Your city should be sending you a water quality report once a year, but in the case of emergencies such as the city of Sandy experienced, we must rely on city officials for appropriate testing and communication to the public. Tragically, the city of Flint, Michigan, experienced contamination of its water by lead and other dangerous metals in 2014, after an emergency manager appointed by the state tried to save money by switching the source of the city’s water from Lake Huron to the heavily polluted Flint River. The Flint River water was extremely corrosive, and the city failed to treat the water (which would have cost about $100 per day); this resulted in lead and copper leaching from water pipes into the water. And city officials assured the public for 18 months, after residents began complaining about the appearance and taste of the water, that the water was safe to drink—even though they knew or should have known about the problem. Five officials have since been charged with involuntary manslaughter in relation to the water crisis in Flint.
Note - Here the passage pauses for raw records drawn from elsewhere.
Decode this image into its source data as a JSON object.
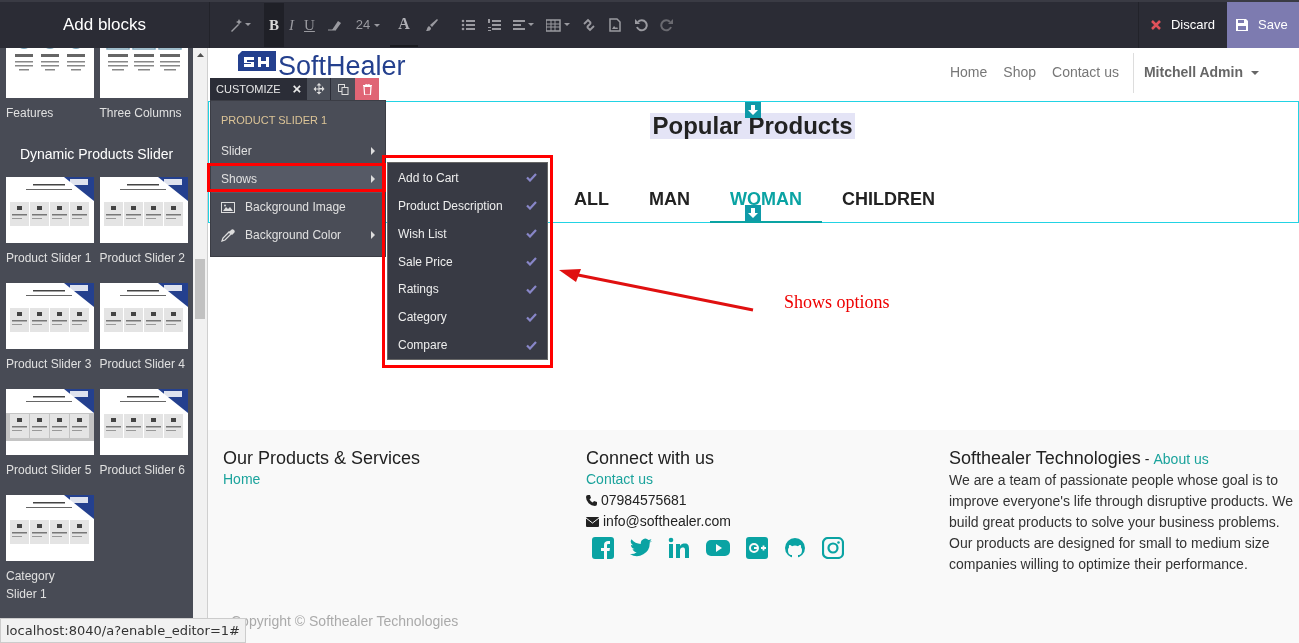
{
  "sidebar": {
    "title": "Add blocks",
    "top_blocks": [
      {
        "label": "Features",
        "kind": "features"
      },
      {
        "label": "Three Columns",
        "kind": "columns"
      }
    ],
    "section_title": "Dynamic Products Slider",
    "blocks": [
      {
        "label": "Product Slider 1",
        "kind": "slider"
      },
      {
        "label": "Product Slider 2",
        "kind": "slider"
      },
      {
        "label": "Product Slider 3",
        "kind": "slider"
      },
      {
        "label": "Product Slider 4",
        "kind": "slider"
      },
      {
        "label": "Product Slider 5",
        "kind": "band"
      },
      {
        "label": "Product Slider 6",
        "kind": "slider"
      },
      {
        "label": "Category Slider 1",
        "kind": "slider"
      }
    ]
  },
  "toolbar": {
    "format_buttons": [
      {
        "label": "B",
        "selected": true
      },
      {
        "label": "I",
        "selected": false
      },
      {
        "label": "U",
        "selected": false
      }
    ],
    "font_size": "24",
    "text_color": "A",
    "discard": "Discard",
    "save": "Save"
  },
  "site": {
    "logo": "SoftHealer",
    "nav": [
      "Home",
      "Shop",
      "Contact us"
    ],
    "user": "Mitchell Admin"
  },
  "snippet": {
    "title": "Popular Products",
    "tabs": [
      {
        "label": "ALL",
        "selected": false
      },
      {
        "label": "MAN",
        "selected": false
      },
      {
        "label": "WOMAN",
        "selected": true
      },
      {
        "label": "CHILDREN",
        "selected": false
      }
    ]
  },
  "customize": {
    "label": "CUSTOMIZE",
    "close": "×",
    "menu": [
      {
        "kind": "header",
        "label": "PRODUCT SLIDER 1"
      },
      {
        "kind": "submenu",
        "label": "Slider",
        "selected": false
      },
      {
        "kind": "submenu",
        "label": "Shows",
        "selected": true
      },
      {
        "kind": "image",
        "label": "Background Image"
      },
      {
        "kind": "color",
        "label": "Background Color"
      }
    ],
    "shows_options": [
      {
        "label": "Add to Cart",
        "checked": true
      },
      {
        "label": "Product Description",
        "checked": true
      },
      {
        "label": "Wish List",
        "checked": true
      },
      {
        "label": "Sale Price",
        "checked": true
      },
      {
        "label": "Ratings",
        "checked": true
      },
      {
        "label": "Category",
        "checked": true
      },
      {
        "label": "Compare",
        "checked": true
      }
    ]
  },
  "annotation": "Shows options",
  "footer": {
    "col1": {
      "title": "Our Products & Services",
      "links": [
        "Home"
      ]
    },
    "col2": {
      "title": "Connect with us",
      "link": "Contact us",
      "phone": "07984575681",
      "email": "info@softhealer.com"
    },
    "col3": {
      "title": "Softhealer Technologies",
      "separator": "-",
      "link": "About us",
      "paragraphs": [
        "We are a team of passionate people whose goal is to improve everyone's life through disruptive products. We build great products to solve your business problems.",
        "Our products are designed for small to medium size companies willing to optimize their performance."
      ]
    },
    "copyright": "Copyright © Softhealer Technologies"
  },
  "status_bar": "localhost:8040/a?enable_editor=1#"
}
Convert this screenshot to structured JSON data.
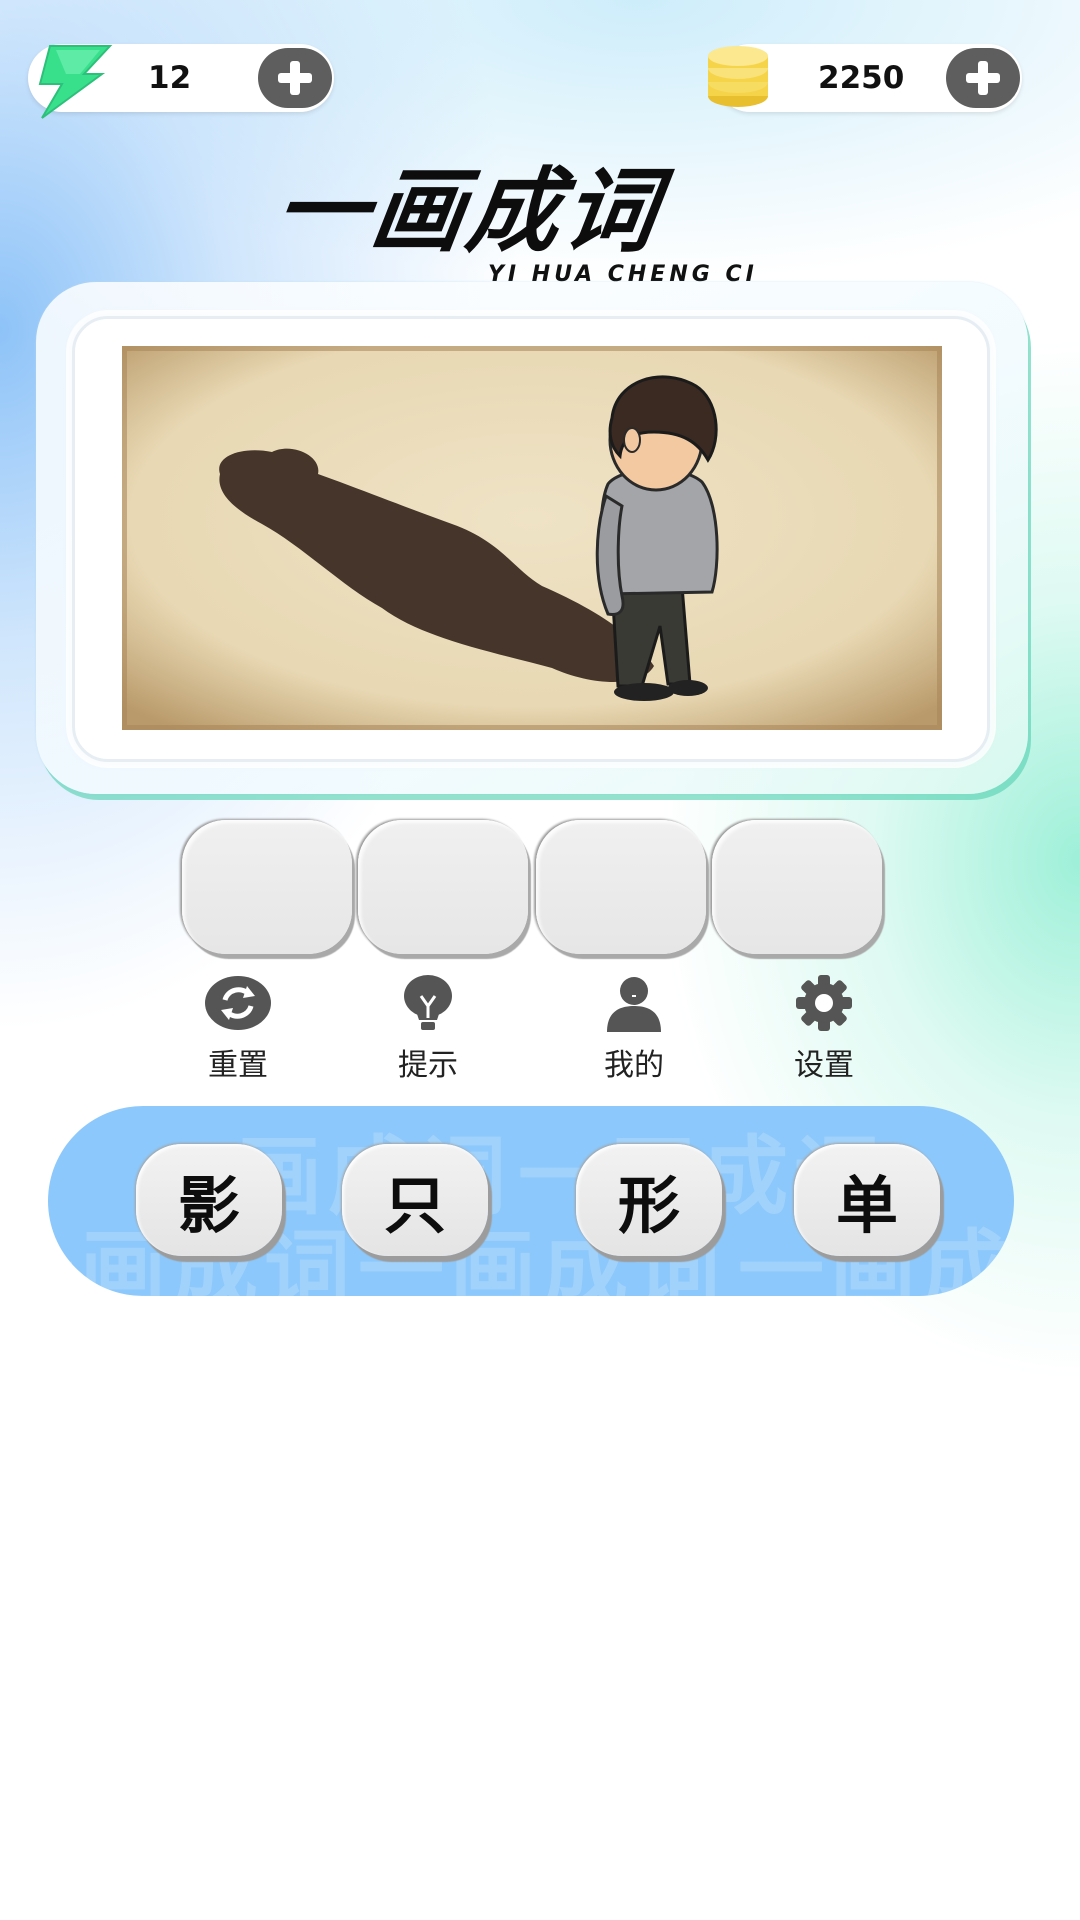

Dr. Mona Hanna-Attisha, a pediatrician at Flint’s Hurley Medical Center, was seeing children with hair loss and rashes, and their concerned parents. By comparing Medicaid-required lead levels in children taken before the water switch and after, she was able to show that lead levels in children’s blood had doubled and even tripled. The state attacked her results for a week before admitting she was right. Then the state started handing out filters and bottled water, but 18 months of lead exposure had already affected children in ways that may not be known for years. (See Sara Ganim and Linh Tran, “How Tap Water Became Toxic in Flint, Michigan,” CNN, January 13, 2016, https://www.cnn.com/2016/01/11/health/toxic-tap-water-flint-michigan/index.html)
Dr. Mona, as she is called, wrote an excellent book about the water crisis in Flint and the investigation to uncover it, What the Eyes Don’t See: A Story of Crisis, Resistance, and Hope in an American City (New York: One World, 2018). One infuriating thing is that the problem probably would have been addressed sooner, or not come about at all, in a majority-white, affluent Michigan city such as Ann Arbor or Grosse Pointe. Another infuriating thing is that the officials in Flint, and to a much lesser extent the officials in Sandy, seemed more interested in covering up mistakes and saving money, and avoiding public panic (even though it was time for intense concern), than in saving families and children from drinking water contaminated with lead.
One lesson from these types of events is that those in responsible positions must concern themselves more with taking care of the people who trusted them than with hiding their own mistakes, keeping up appearances, or saving money at the people’s expense. It is all a matter of asking, “What would I want for myself and my family?” It’s the Golden Rule: “Whatsoever ye would that man should do to you, do ye even so to them” (Matthew 7:12).